## RECORDS SUPPLIED
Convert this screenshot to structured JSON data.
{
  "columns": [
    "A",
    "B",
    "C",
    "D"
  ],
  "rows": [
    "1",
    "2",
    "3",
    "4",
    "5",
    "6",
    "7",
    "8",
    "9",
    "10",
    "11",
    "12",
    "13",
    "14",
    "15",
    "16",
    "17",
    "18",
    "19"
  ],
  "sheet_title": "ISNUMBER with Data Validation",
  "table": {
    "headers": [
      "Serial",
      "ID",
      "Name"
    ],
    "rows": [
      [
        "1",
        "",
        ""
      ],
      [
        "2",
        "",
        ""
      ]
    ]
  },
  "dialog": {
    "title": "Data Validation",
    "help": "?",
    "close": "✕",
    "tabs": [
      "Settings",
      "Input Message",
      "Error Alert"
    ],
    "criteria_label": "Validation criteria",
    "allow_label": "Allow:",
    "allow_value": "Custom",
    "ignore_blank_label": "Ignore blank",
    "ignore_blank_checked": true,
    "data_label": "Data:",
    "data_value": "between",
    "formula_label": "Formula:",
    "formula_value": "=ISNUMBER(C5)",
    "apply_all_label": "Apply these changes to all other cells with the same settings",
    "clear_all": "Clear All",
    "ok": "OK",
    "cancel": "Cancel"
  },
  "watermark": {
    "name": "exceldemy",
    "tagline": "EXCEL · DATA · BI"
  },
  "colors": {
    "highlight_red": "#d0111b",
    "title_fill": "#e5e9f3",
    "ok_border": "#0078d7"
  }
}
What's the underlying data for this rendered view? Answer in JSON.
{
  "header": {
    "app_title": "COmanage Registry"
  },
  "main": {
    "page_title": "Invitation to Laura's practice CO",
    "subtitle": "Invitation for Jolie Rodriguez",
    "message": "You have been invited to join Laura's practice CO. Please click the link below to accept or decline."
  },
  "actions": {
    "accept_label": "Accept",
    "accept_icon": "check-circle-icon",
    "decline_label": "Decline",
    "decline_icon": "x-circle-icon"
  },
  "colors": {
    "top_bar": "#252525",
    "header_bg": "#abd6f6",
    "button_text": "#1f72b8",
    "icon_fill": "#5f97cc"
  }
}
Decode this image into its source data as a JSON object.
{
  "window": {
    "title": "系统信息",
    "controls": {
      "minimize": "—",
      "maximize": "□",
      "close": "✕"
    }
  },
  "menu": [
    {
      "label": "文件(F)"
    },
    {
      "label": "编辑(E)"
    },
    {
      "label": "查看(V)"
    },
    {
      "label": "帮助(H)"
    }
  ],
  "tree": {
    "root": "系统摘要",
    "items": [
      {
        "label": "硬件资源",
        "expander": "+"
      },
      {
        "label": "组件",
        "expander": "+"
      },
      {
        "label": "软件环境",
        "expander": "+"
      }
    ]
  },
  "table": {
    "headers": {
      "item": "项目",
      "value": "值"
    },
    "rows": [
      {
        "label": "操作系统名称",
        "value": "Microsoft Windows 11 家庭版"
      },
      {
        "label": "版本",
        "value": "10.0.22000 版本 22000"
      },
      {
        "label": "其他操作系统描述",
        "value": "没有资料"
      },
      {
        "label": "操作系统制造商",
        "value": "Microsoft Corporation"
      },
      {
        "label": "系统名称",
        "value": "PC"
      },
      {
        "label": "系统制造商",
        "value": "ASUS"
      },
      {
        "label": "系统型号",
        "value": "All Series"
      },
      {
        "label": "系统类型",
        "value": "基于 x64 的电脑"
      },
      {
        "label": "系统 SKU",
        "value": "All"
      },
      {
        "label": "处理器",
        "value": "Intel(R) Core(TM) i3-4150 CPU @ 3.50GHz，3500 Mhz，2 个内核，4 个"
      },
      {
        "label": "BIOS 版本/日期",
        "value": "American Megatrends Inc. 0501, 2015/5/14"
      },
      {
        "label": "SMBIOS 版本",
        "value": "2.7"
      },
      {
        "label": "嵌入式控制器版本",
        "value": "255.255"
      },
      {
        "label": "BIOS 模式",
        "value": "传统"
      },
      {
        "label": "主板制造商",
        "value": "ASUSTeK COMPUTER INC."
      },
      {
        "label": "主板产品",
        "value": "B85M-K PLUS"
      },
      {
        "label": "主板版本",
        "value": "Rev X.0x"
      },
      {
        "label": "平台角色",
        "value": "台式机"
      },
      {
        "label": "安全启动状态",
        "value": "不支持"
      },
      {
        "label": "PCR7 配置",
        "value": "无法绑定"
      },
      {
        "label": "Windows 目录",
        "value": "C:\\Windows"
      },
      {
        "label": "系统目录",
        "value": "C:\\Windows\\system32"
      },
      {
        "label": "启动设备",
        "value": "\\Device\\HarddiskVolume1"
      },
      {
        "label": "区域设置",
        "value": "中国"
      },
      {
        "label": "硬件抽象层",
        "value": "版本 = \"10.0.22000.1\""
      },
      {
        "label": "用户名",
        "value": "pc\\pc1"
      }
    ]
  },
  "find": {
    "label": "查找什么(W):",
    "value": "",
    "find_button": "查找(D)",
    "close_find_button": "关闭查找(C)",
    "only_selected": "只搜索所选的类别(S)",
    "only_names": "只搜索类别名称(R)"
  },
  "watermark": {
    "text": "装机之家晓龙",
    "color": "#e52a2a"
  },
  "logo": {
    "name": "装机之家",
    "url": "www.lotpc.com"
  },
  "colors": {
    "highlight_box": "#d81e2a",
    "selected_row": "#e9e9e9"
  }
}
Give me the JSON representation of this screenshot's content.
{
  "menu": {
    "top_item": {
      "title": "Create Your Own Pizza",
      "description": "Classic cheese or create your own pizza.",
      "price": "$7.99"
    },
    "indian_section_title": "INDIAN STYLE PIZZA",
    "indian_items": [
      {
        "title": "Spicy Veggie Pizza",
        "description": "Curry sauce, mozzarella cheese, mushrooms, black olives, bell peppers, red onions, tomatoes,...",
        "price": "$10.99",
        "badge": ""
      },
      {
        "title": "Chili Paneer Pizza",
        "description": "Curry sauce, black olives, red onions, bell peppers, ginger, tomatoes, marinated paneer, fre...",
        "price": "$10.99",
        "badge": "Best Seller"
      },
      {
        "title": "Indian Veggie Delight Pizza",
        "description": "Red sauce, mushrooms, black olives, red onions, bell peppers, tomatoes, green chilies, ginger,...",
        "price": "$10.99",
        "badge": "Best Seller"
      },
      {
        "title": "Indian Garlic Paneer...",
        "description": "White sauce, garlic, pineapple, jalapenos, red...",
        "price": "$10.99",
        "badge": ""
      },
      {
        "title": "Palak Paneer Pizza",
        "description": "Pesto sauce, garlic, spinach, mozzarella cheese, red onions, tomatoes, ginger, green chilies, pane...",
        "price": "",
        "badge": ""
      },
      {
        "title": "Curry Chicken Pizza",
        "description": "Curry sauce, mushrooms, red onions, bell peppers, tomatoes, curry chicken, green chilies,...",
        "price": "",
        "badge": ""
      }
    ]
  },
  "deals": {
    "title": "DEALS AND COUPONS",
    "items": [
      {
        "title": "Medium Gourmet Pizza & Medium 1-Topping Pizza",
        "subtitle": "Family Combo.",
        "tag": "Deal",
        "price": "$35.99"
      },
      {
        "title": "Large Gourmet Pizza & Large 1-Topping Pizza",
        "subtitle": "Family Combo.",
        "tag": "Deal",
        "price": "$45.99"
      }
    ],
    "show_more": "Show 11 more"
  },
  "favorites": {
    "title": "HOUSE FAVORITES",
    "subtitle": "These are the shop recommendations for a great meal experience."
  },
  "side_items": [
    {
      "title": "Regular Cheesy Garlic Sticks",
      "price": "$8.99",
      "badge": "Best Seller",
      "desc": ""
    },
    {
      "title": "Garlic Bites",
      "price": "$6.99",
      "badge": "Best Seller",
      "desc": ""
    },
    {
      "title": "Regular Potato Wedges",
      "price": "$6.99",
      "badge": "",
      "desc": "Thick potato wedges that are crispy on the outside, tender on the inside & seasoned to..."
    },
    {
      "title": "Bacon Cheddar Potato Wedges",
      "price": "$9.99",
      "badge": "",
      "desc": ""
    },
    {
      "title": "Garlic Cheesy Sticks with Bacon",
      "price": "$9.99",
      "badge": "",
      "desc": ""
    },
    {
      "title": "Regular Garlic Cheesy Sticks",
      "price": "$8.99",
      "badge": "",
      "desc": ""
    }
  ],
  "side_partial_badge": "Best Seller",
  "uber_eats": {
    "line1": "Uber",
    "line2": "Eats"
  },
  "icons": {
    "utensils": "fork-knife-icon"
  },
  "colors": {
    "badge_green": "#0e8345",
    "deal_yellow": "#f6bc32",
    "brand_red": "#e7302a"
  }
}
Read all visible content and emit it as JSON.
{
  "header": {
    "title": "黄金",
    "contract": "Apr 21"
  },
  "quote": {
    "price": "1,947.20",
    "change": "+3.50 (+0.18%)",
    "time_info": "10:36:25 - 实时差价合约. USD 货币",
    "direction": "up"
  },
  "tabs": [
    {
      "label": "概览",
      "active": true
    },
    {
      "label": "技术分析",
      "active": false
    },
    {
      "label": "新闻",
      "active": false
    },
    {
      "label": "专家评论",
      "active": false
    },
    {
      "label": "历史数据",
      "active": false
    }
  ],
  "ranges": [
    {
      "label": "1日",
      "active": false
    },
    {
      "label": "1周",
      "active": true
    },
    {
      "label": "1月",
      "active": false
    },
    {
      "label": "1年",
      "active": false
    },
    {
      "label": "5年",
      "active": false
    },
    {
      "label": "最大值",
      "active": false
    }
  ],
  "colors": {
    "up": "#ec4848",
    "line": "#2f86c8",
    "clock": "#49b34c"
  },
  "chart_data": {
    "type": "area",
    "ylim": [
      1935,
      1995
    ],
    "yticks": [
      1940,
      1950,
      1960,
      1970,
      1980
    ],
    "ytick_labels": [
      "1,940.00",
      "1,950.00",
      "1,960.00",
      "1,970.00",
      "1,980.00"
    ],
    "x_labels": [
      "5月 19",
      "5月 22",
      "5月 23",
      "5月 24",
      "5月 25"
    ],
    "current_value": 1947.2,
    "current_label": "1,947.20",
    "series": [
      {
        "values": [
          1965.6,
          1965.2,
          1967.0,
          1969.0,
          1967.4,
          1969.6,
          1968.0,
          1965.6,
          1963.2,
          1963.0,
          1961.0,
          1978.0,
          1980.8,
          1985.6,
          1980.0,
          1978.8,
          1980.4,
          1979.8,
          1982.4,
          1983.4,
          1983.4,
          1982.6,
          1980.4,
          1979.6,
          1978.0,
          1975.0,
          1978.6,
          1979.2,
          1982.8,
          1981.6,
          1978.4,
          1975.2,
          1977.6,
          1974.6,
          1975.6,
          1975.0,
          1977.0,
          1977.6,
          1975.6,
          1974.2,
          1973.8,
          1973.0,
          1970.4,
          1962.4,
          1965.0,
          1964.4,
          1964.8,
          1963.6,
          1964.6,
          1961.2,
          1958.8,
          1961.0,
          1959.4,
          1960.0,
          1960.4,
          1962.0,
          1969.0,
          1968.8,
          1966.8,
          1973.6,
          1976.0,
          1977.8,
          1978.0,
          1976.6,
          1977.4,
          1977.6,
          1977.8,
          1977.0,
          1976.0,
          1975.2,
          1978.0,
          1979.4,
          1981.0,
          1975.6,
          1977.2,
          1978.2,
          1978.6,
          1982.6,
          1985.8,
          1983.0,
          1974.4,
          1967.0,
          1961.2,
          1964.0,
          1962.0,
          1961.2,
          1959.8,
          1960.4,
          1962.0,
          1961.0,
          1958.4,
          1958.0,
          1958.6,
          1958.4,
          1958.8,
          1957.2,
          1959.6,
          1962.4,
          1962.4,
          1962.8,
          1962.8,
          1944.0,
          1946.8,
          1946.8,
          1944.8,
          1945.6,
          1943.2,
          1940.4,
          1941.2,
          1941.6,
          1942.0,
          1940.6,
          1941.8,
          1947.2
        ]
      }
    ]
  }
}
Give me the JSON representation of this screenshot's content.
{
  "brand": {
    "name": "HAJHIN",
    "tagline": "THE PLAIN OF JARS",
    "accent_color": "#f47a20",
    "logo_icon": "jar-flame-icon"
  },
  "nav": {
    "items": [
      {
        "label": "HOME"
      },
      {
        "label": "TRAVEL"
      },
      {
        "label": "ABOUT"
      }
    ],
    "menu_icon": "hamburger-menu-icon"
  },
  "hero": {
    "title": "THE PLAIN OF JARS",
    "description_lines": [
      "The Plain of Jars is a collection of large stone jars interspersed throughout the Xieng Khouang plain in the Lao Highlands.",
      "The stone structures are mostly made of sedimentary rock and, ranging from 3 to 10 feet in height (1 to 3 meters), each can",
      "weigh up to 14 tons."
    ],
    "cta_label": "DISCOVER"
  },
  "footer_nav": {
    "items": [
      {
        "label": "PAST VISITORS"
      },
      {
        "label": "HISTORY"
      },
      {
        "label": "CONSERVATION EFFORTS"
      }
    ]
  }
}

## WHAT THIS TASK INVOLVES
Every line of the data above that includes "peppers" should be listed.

## ANSWER TO THE EXERCISE
        "description": "Curry sauce, mozzarella cheese, mushrooms, black olives, bell peppers, red onions, tomatoes,...",
        "description": "Curry sauce, black olives, red onions, bell peppers, ginger, tomatoes, marinated paneer, fre...",
        "description": "Red sauce, mushrooms, black olives, red onions, bell peppers, tomatoes, green chilies, ginger,...",
        "description": "Curry sauce, mushrooms, red onions, bell peppers, tomatoes, curry chicken, green chilies,...",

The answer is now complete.